“It’s like being one point behind in a 90-point basketball game,” said Peter Gunn, faculty advisor for the school’s We the People team. “That’s how close it was.”
On Saturday, January 26, The Williston Northampton School team placed second out of nine schools—just a dozen points behind the winning Academy of Notre Dame. The second place finish was good enough for the team to earn a wild card ticket to the national championships in Washington, DC in April.
“Our young people made wonderful presentations,” Gunn wrote in an email. “They eloquently defended and extended their ideas in the following discussions.”
To earn their high score, Williston’s 25 AP US History students divided into units and took part in mock congressional hearings. They presented prepared answers to six questions, responded to follow-up questions, and were scored against other teams in the same section.
One of Williston’s units won their section; two tied for first, and the other teams placed third and fourth, Gunn said. The school totals were then calculated through an aggregate of team scores.
He noted that among the spectators were many friendly faces. Some 40 Williston family members came to cheer on the students, while Jamie Gass ’87, Emma Freeman ’05 and Timi Onafowokan ’11 all served as judges.
Advancing to nationals means that the students will have a busy two months ahead of them, Gunn said. They will start working on 18 new We the People questions (in the midst of preparing for the AP US History test). They must also fundraise, and recruit another faculty member for the trip.
“We had four months to ready ourselves for the state program,” Gunn wrote, “But the energy of the students will help carry us through to DC.”
In Washington, the students will face winning teams from 50 other states, plus four other wild cards. The program runs for two days, April 27th and 28th, at George Mason University. The top 10 schools hold the super-final round in the House and Senate hearing rooms on Monday, April 29th.
While they’re in the area, Gunn plans to also take the Williston group to key historic and government landmarks. They’ll try to sit in on an oral argument before the Supreme Court, visit the Smithsonian and may head to Mount Vernon or Monticello. In 2001, a parent’s generous support allowed the group to attend a dramatic production at the Kennedy Center, Gunn wrote.
“In short, we will do all we can to make this a worthwhile and memorable experience,” Gunn wrote.
The students will also look to help on campus as they prepare for the national competition. Over the past two months, they have worked with Williston teachers—Dave Koritkoski, Diane Williams, Andrew Syfu, Michael Doubleday, Peter Valine, Glenn Swanson, Rick Teller, Cathy Kay, and Greg Tuleja—and friends of Williston, such as Joel Wolfe and Melinda Calianos. They also faced the Board of Trustees in a mock debate.
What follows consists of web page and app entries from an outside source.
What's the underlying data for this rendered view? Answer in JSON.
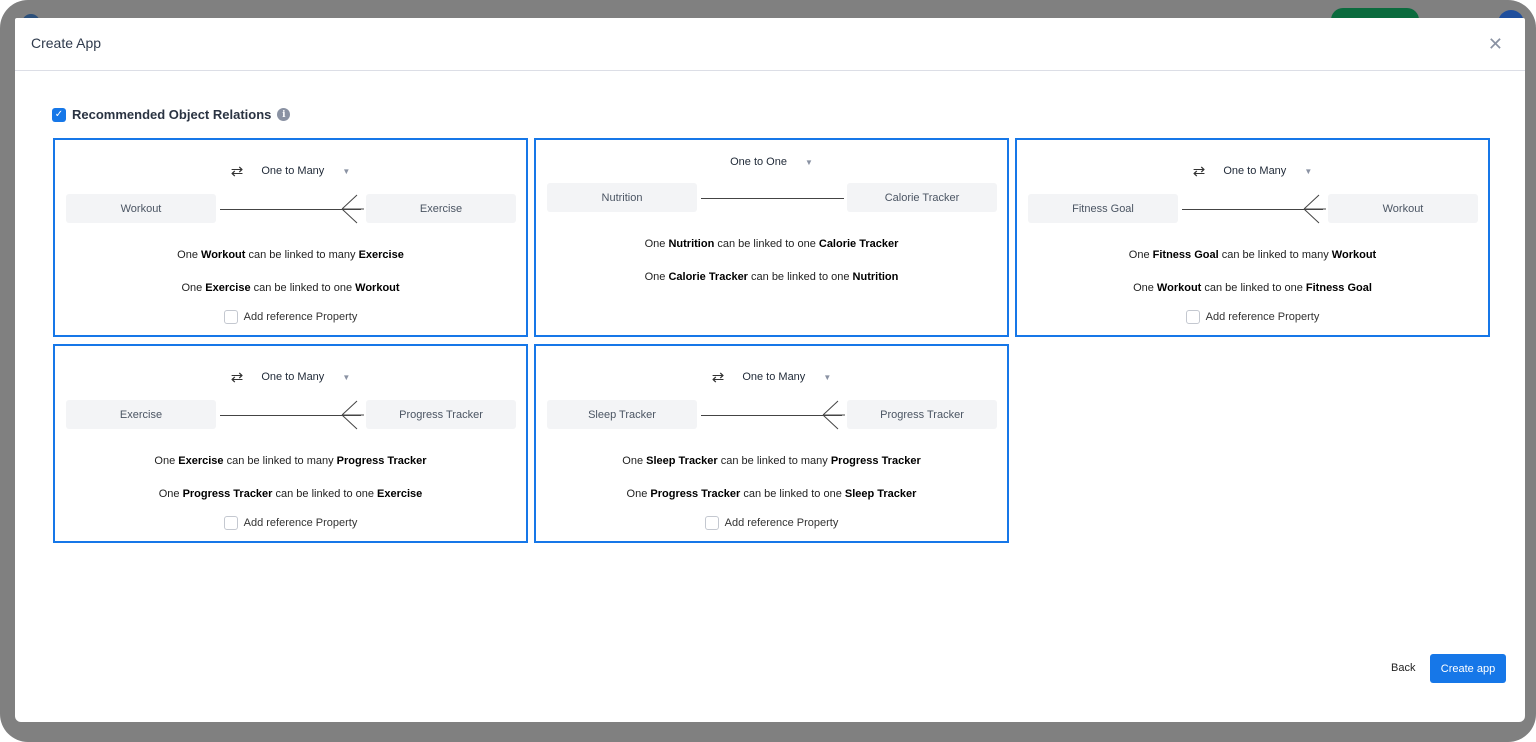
{
  "modal": {
    "title": "Create App",
    "close_icon": "close-icon"
  },
  "section": {
    "label": "Recommended Object Relations",
    "checked": true,
    "info_icon": "info-icon"
  },
  "accent": "#1677e8",
  "relations": [
    {
      "type": "One to Many",
      "left": "Workout",
      "right": "Exercise",
      "line1": [
        "One ",
        "Workout",
        " can be linked to many ",
        "Exercise"
      ],
      "line2": [
        "One ",
        "Exercise",
        " can be linked to one ",
        "Workout"
      ],
      "ref_label": "Add reference Property",
      "ref_checked": false
    },
    {
      "type": "One to One",
      "left": "Nutrition",
      "right": "Calorie Tracker",
      "line1": [
        "One ",
        "Nutrition",
        " can be linked to one ",
        "Calorie Tracker"
      ],
      "line2": [
        "One ",
        "Calorie Tracker",
        " can be linked to one ",
        "Nutrition"
      ]
    },
    {
      "type": "One to Many",
      "left": "Fitness Goal",
      "right": "Workout",
      "line1": [
        "One ",
        "Fitness Goal",
        " can be linked to many ",
        "Workout"
      ],
      "line2": [
        "One ",
        "Workout",
        " can be linked to one ",
        "Fitness Goal"
      ],
      "ref_label": "Add reference Property",
      "ref_checked": false
    },
    {
      "type": "One to Many",
      "left": "Exercise",
      "right": "Progress Tracker",
      "line1": [
        "One ",
        "Exercise",
        " can be linked to many ",
        "Progress Tracker"
      ],
      "line2": [
        "One ",
        "Progress Tracker",
        " can be linked to one ",
        "Exercise"
      ],
      "ref_label": "Add reference Property",
      "ref_checked": false
    },
    {
      "type": "One to Many",
      "left": "Sleep Tracker",
      "right": "Progress Tracker",
      "line1": [
        "One ",
        "Sleep Tracker",
        " can be linked to many ",
        "Progress Tracker"
      ],
      "line2": [
        "One ",
        "Progress Tracker",
        " can be linked to one ",
        "Sleep Tracker"
      ],
      "ref_label": "Add reference Property",
      "ref_checked": false
    }
  ],
  "footer": {
    "back": "Back",
    "create": "Create app"
  }
}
“Having other adults ask them questions and share feedback is an invaluable aid in their preparations,” Gunn wrote of the students. He adding that, as the team prepares for nationals, “I will be calling on these kind and generous souls once again.”